[Start of section]
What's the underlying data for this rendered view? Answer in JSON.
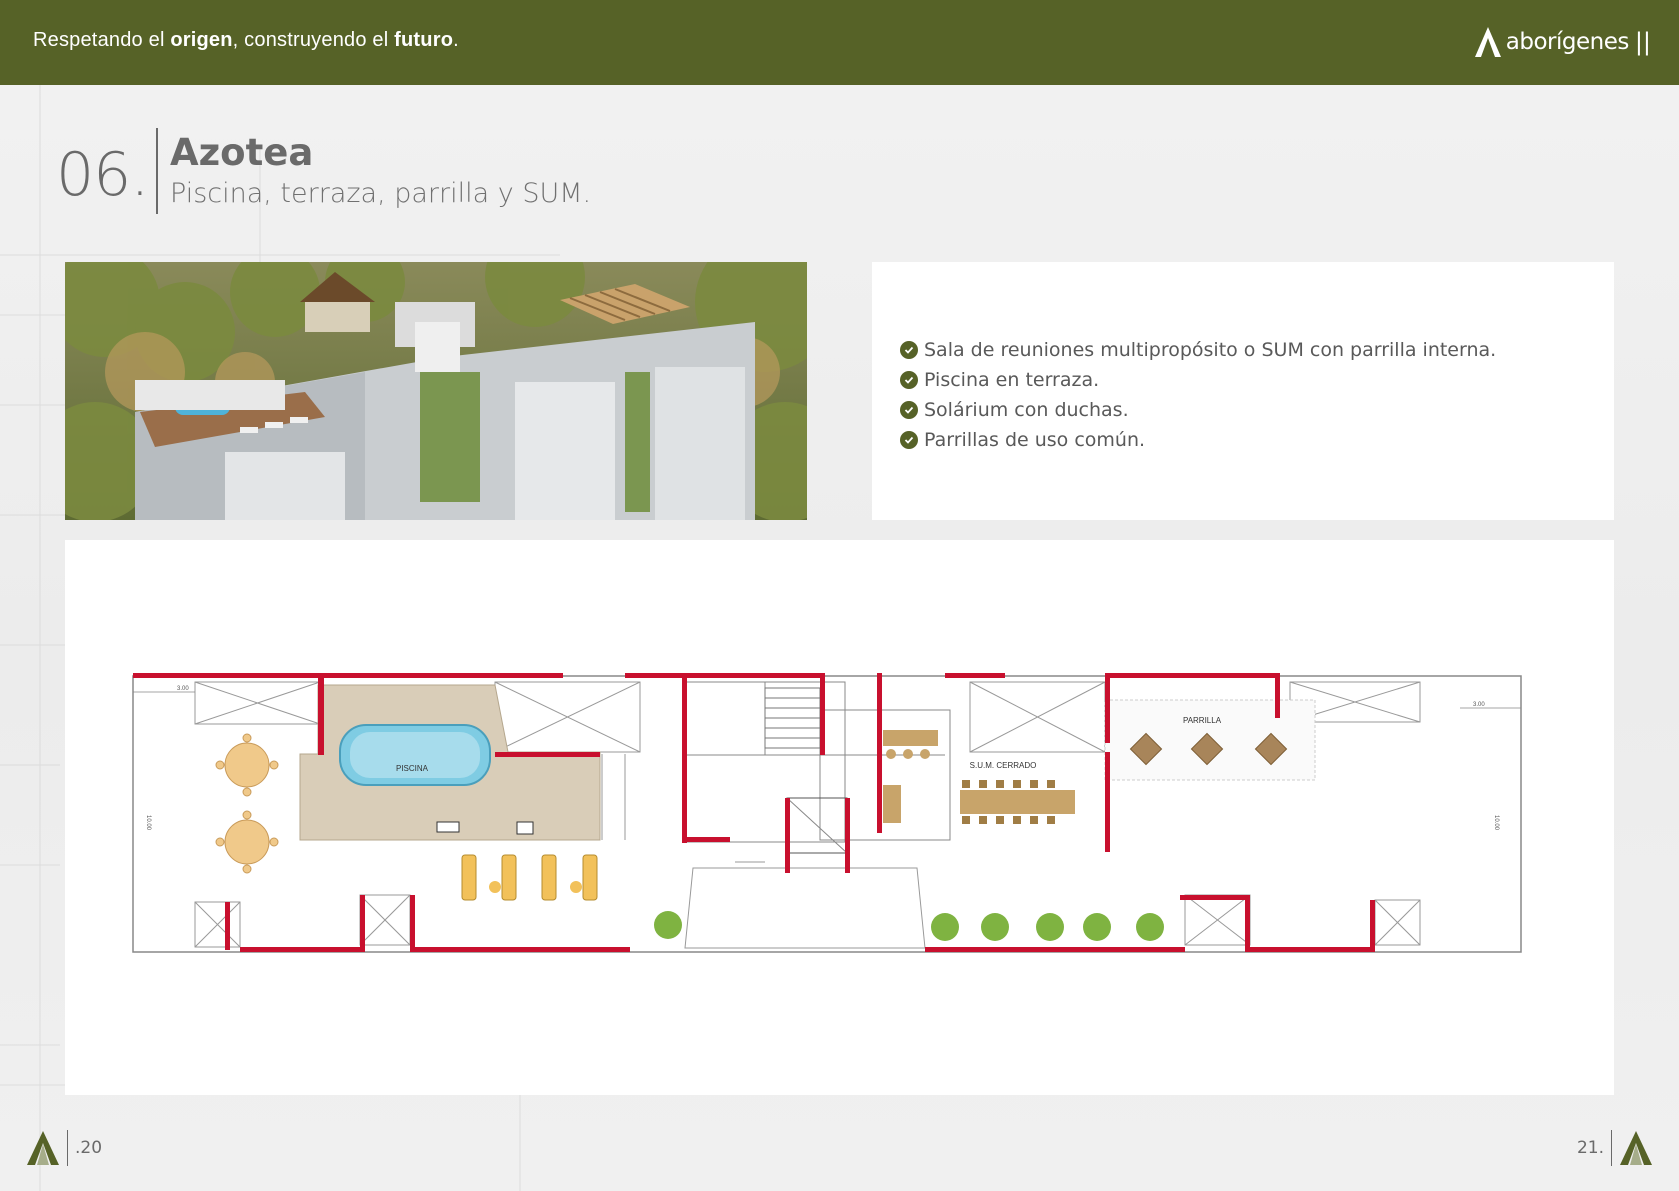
{
  "header": {
    "tagline_pre": "Respetando el ",
    "tagline_b1": "origen",
    "tagline_mid": ", construyendo el ",
    "tagline_b2": "futuro",
    "tagline_end": ".",
    "brand_name": "aborígenes",
    "brand_suffix": "||",
    "brand_color": "#566227"
  },
  "section": {
    "number": "06.",
    "title": "Azotea",
    "subtitle": "Piscina, terraza, parrilla y SUM."
  },
  "features": [
    "Sala de reuniones multipropósito o SUM con parrilla interna.",
    "Piscina en terraza.",
    "Solárium con duchas.",
    "Parrillas de uso común."
  ],
  "plan": {
    "label_pool": "PISCINA",
    "label_sum": "S.U.M. CERRADO",
    "label_grill": "PARRILLA",
    "dim_left": "3.00",
    "dim_right": "3.00",
    "dim_h_left": "10.00",
    "dim_h_right": "10.00",
    "wall_color": "#c8102e"
  },
  "footer": {
    "left_page": ".20",
    "right_page": "21."
  }
}
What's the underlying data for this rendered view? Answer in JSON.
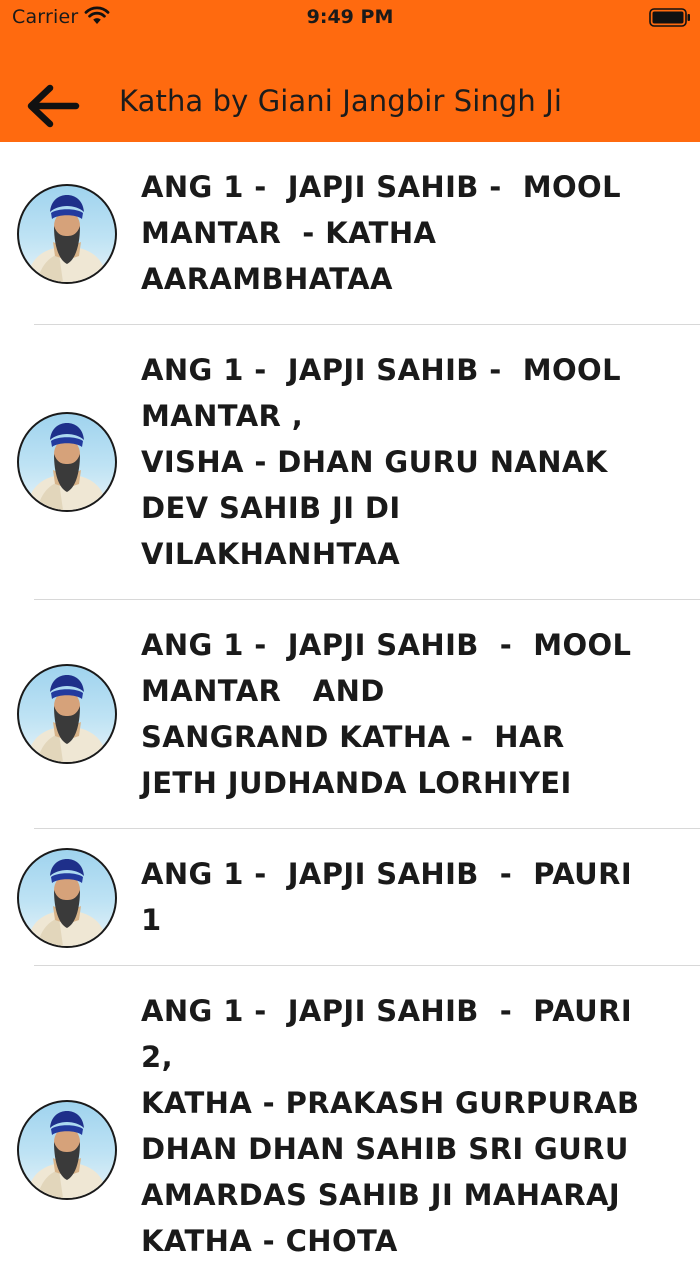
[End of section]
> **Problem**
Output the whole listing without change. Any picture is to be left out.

> **Solution**
What's the underlying data for this rendered view? Answer in JSON.
{
  "header": {
    "tagline_pre": "Respetando el ",
    "tagline_b1": "origen",
    "tagline_mid": ", construyendo el ",
    "tagline_b2": "futuro",
    "tagline_end": ".",
    "brand_name": "aborígenes",
    "brand_suffix": "||",
    "brand_color": "#566227"
  },
  "section": {
    "number": "06.",
    "title": "Azotea",
    "subtitle": "Piscina, terraza, parrilla y SUM."
  },
  "features": [
    "Sala de reuniones multipropósito o SUM con parrilla interna.",
    "Piscina en terraza.",
    "Solárium con duchas.",
    "Parrillas de uso común."
  ],
  "plan": {
    "label_pool": "PISCINA",
    "label_sum": "S.U.M. CERRADO",
    "label_grill": "PARRILLA",
    "dim_left": "3.00",
    "dim_right": "3.00",
    "dim_h_left": "10.00",
    "dim_h_right": "10.00",
    "wall_color": "#c8102e"
  },
  "footer": {
    "left_page": ".20",
    "right_page": "21."
  }
}
What's the underlying data for this rendered view? Answer in JSON.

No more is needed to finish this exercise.